Being from Wisconsin, Mama tends to keep a lot of cheese in the house. I happen to love the stuff. (People say I take after my Uncle Scotty in that way.) My first cheese was an organic, raw-milk farmer’s cheese from a certified raw dairy a few miles from where we live. (The cows there are really nice!) The cheese was piquant and creamy and lovely.
I’ve since had different varieties of raw cheeses, both fresh and aged, as well as your run-of-the-mill store-bought varieties: Parmesan (from the wedge, not the can, of course!), Gruyère, feta, fresh mozzarella, Muenster, Manchego, sharp cheddar, chèvre (that’s from a goat), even cottage, though that wasn’t really my favorite. I did draw the line at bleu and Esrom, a real stinker of a cheese from Denmark. But I was a much younger baby when Mama gave those to me, so I’d be willing to try them again.
One of my first words was “cheese” (after “moo” and “Mama,” in that order). When we go out for the day, and I see my insulated lunch sack coming with us, I know there’s an organic cheese stick inside. Now that I have nearly all my teeth, I get to eat it by myself. Mama has to help peel it, but she no longer has to break it into tiny bites (some of which usually ended up in her own mouth anyway). At home, I have to fight off the dog when I have cheese in my hands, as she goes bonkers for the stuff.
What I haven’t eaten, though, is macaroni and cheese from a box. Mama says it’s just as easy to make it from scratch, so I’ll let you be the judge. (She can have the sauce made before the pasta’s even cooked!) To be honest, I wasn’t crazy about it at first—but then again, I wasn’t in love with pasta. But the cheesy stuff’s grown on me, as Mama’s started sprinkling a teensy bit of sea salt on her mac and cheese. (You try eating plain cream and butter over plain pasta and see how you like it. Mama says sea salt is not as bad for your health as regular table salt.) It’s still not my favorite-favorite, but I’ll eat it.
While the water boils for the pasta, Mama shows me how to grate the cheese without getting my fingers involved. She’s using my raw cheddar today, but she tells me most any cheese will work. Then she melts some butter in a small saucepan, adds some flour, and stirs. She calls this a “roo.” (What’s Roo doing in my mac and cheese? And where’s Tigger?) Then she adds the cream. She’d also use milk, but because I’m a baby, I can use all the fat I can get. (It’s great being a baby!) Mama whisks the cream gently until it starts to thicken, but she doesn’t want it to be too thick now since the cheese will thicken it further. (Add a bit more cream if necessary.) Then she stirs in the grated cheese, and it’s all gooey and melty. She’s drained the pasta and has added it to the sauce. Mama explains that hot pasta absorbs more of the cheesy goodness, though I prefer it a bit on the saucy side—it makes more of a mess that way, of course.

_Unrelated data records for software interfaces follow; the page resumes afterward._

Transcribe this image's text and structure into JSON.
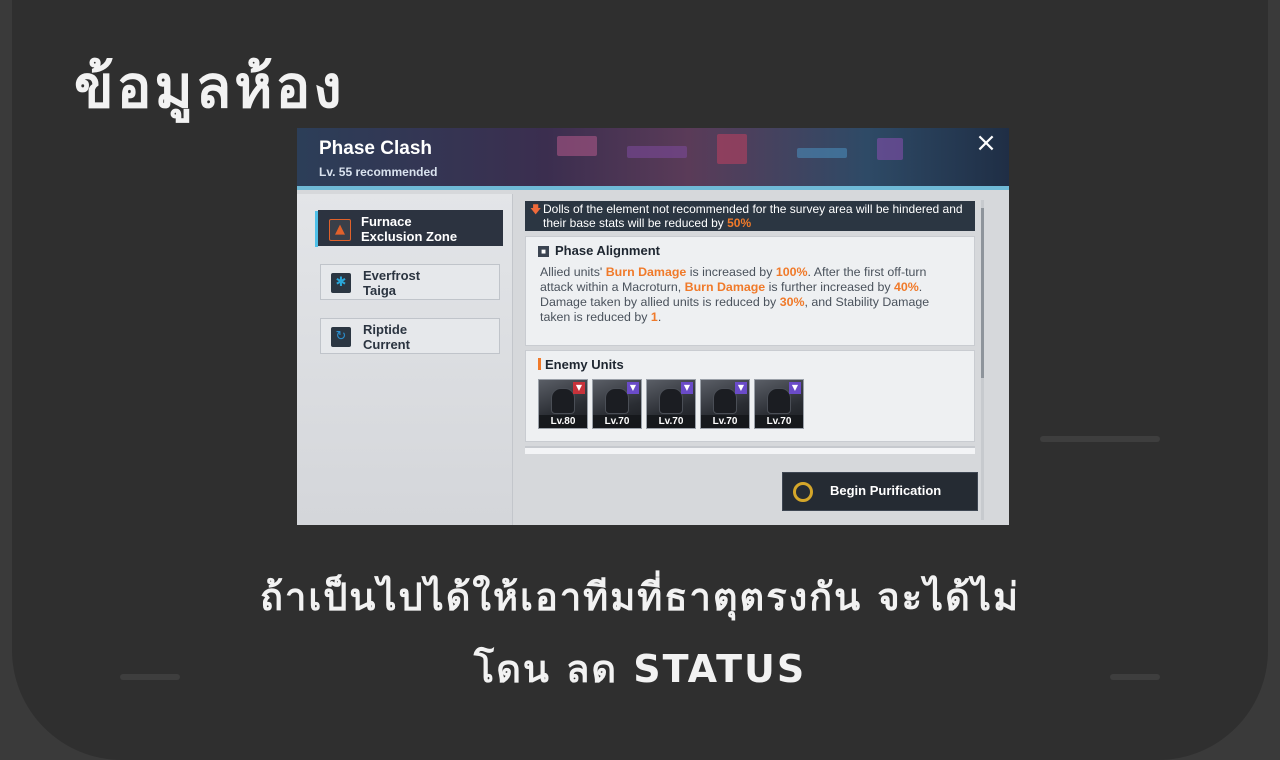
{
  "heading": "ข้อมูลห้อง",
  "caption": {
    "line1": "ถ้าเป็นไปได้ให้เอาทีมที่ธาตุตรงกัน จะได้ไม่",
    "line2": "โดน ลด STATUS"
  },
  "game": {
    "title": "Phase Clash",
    "subtitle": "Lv. 55 recommended",
    "close_icon": "×",
    "zones": [
      {
        "label_line1": "Furnace",
        "label_line2": "Exclusion Zone",
        "icon": "fire-icon",
        "color": "#e0612b",
        "active": true
      },
      {
        "label_line1": "Everfrost",
        "label_line2": "Taiga",
        "icon": "snowflake-icon",
        "color": "#2aa6d8",
        "active": false
      },
      {
        "label_line1": "Riptide",
        "label_line2": "Current",
        "icon": "wave-icon",
        "color": "#2a8fd0",
        "active": false
      }
    ],
    "warning": {
      "text_before": "Dolls of the element not recommended for the survey area will be hindered and their base stats will be reduced by ",
      "value": "50%"
    },
    "phase_alignment": {
      "title": "Phase Alignment",
      "p1a": "Allied units' ",
      "burn1": "Burn Damage",
      "p1b": " is increased by ",
      "v1": "100%",
      "p1c": ". After the first off-turn attack within a Macroturn, ",
      "burn2": "Burn Damage",
      "p1d": " is further increased by ",
      "v2": "40%",
      "p1e": ".",
      "p2a": "Damage taken by allied units is reduced by ",
      "v3": "30%",
      "p2b": ", and Stability Damage taken is reduced by ",
      "v4": "1",
      "p2c": "."
    },
    "enemy_units": {
      "title": "Enemy Units",
      "levels": [
        "Lv.80",
        "Lv.70",
        "Lv.70",
        "Lv.70",
        "Lv.70"
      ]
    },
    "begin_button": "Begin Purification",
    "colors": {
      "accent": "#f07a2a",
      "header_line": "#6fb9d6",
      "dark": "#2b3642"
    }
  }
}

Homemade Macaroni and Cheese
(Mama makes this one by feel, so amounts are approximate)
½ cup uncooked pasta
1–2 Tbsp, each, butter and flour
1 cup milk, half-and-half, or cream
½ cup grated cheese of choice (or more, to taste)
Sea salt, to taste
Cook the pasta according to package directions in very salty water. (Mama uses veggie spirals or kamut shells or quinoa letters or really anything other than white pasta.) Meanwhile, melt the butter over medium heat. Add the flour and whisk until combined, making a roux. Cook about 1 minute more. Add the milk in a steady stream, while whisking. Continue to steadily whisk the sauce until it begins to thicken, 3–5 minutes. Stir or whisk in the cheese, and mix until smooth. If it’s too thick, add some more cream. Mama says you can’t wreck it at this point. Taste it and see if it needs salt. Drain the pasta and add it right into the sauce, stirring to coat. This is a very cheesy dish. If you like it a little less cheesy (who are you?), make more pasta.
Yield: Enough to feed a baby and his mama lunch (or, about 2 cups)
Note: Mama sometimes tries sneaking veggies, such as baby spinach or chopped grape tomatoes, into this dish. As if I can’t tell they’re there! She tells me she’s going to try pouring some of the “mornay sauce,” as she calls it, on broccoli. We’ll see about that. She also notes that it’s very important to choose organic dairy products. They’re the best!